|Chennai||Rs. 28730.00 (1.13%)|
|Mumbai||Rs. 29740.00 (-0.13%)|
|Delhi||Rs. 29200.00 (0%)|
|Kolkata||Rs. 29350.00 (0%)|
|Kerala||Rs. 28000.00 (0%)|
|Bangalore||Rs. 28400.00 (0%)|
|Hyderabad||Rs. 28470.00 (-0.11%)|
The Massachusetts Institute of Technology can black out the names of university officials when releasing documents related to the investigation into free-information activist Aaron Swartz, a federal judge has ruled.
U.S. District Judge Nathaniel Gorton wrote in the decision Monday that disclosure could expose MIT employees, law enforcement officials and others to harassment and retaliation.
Swartz, 26, hanged himself in New York City in January as he faced trial on charges he hacked into the JSTOR archive of scholarly articles at MIT with the aim of making the information freely available.
Since Swartz died, MIT's computer system has been hacked multiple times. The campus was placed in lockdown in February when someone called to report a gunman in a university building, but MIT later said the report was a hoax apparently prompted by Swartz's death. Employees of the government, MIT and JSTOR have also been harassed and received threats, Gorton said in his ruling.
Lawyers for Swartz had asked that the documents be made public. MIT agreed but wanted some information withheld.
"After weighing all of the interests at stake, (the court) concludes that the estate's interest in disclosing the identity of individuals named in the production, as it relates to enhancing the public's understanding of the investigation and prosecution of Mr. Swartz, is substantially outweighed by the interest of the government and the victims in shielding their employees from potential retaliation," Gorton wrote in his ruling.
MIT has said it plans to publicly release redacted versions of the documents it provided in the Swartz case. That will happen at the same time MIT releases the results of an internal review of its role in the case. No date has been set for the release.
"The court's decision will help protect the privacy and safety of the members of the MIT community," MIT said in a statement Tuesday.
Swartz's family has said his suicide was "the product of a criminal justice system rife with intimidation and prosecutorial overreach."

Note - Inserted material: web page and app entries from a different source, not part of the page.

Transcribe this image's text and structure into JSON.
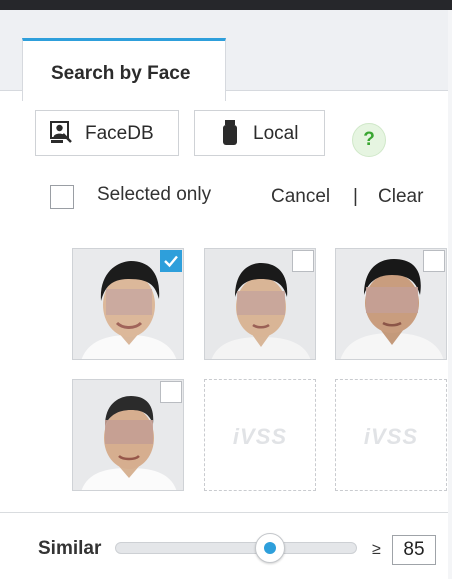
{
  "tab": {
    "label": "Search by Face"
  },
  "toolbar": {
    "facedb_label": "FaceDB",
    "facedb_icon": "person-card-icon",
    "local_label": "Local",
    "local_icon": "usb-drive-icon",
    "help_icon_glyph": "?",
    "help_icon": "question-icon"
  },
  "filters": {
    "selected_only_label": "Selected only",
    "selected_only_checked": false,
    "cancel_label": "Cancel",
    "separator": "|",
    "clear_label": "Clear"
  },
  "faces": [
    {
      "type": "photo",
      "checked": true
    },
    {
      "type": "photo",
      "checked": false
    },
    {
      "type": "photo",
      "checked": false
    },
    {
      "type": "photo",
      "checked": false
    },
    {
      "type": "placeholder",
      "text": "iVSS"
    },
    {
      "type": "placeholder",
      "text": "iVSS"
    }
  ],
  "similarity": {
    "label": "Similar",
    "operator": "≥",
    "value": "85"
  },
  "colors": {
    "accent": "#2e9fdb",
    "help_green": "#3aa632",
    "topbar": "#26272b"
  }
}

Federal prosecutors have defended the charges against them and said they acted appropriately.
The charges were dropped after Swartz's death. Swartz's attorney did not immediately return a message seeking comment Tuesday.